→ Goal of the exercise
Report only the number of lines below in which the string "Online" appears.

——————————

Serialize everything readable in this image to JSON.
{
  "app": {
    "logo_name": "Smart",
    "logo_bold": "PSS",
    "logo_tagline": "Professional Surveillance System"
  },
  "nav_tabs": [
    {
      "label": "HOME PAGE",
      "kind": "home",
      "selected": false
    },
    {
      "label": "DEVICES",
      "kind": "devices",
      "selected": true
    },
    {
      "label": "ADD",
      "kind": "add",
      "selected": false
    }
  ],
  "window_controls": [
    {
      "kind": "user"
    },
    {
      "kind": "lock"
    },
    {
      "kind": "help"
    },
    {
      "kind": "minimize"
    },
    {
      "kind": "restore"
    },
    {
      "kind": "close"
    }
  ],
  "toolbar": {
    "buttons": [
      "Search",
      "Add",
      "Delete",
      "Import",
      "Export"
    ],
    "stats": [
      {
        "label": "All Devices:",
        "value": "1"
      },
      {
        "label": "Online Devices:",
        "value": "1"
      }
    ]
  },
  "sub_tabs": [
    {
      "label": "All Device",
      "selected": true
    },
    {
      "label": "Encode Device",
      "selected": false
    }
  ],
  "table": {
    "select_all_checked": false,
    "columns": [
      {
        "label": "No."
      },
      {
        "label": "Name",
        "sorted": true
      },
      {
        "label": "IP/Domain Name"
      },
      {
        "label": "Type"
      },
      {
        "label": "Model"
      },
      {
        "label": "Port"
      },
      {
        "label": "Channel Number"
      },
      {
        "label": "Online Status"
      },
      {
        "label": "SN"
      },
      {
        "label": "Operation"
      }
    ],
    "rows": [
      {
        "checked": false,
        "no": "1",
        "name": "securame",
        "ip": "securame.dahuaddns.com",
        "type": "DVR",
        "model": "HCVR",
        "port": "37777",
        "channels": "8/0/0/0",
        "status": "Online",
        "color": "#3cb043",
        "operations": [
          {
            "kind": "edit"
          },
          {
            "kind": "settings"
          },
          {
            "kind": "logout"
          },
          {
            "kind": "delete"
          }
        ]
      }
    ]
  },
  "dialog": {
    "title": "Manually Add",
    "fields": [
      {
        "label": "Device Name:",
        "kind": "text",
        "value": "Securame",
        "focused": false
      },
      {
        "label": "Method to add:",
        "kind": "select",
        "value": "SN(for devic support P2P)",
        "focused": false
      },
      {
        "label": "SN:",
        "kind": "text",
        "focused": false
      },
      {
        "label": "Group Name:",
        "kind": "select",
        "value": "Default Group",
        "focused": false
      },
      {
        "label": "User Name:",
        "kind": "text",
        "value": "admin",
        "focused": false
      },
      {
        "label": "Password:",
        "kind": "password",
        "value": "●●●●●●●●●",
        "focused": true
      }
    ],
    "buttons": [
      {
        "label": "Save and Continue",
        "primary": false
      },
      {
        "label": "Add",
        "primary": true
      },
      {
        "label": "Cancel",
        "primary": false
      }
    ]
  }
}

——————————

→ Expected output
3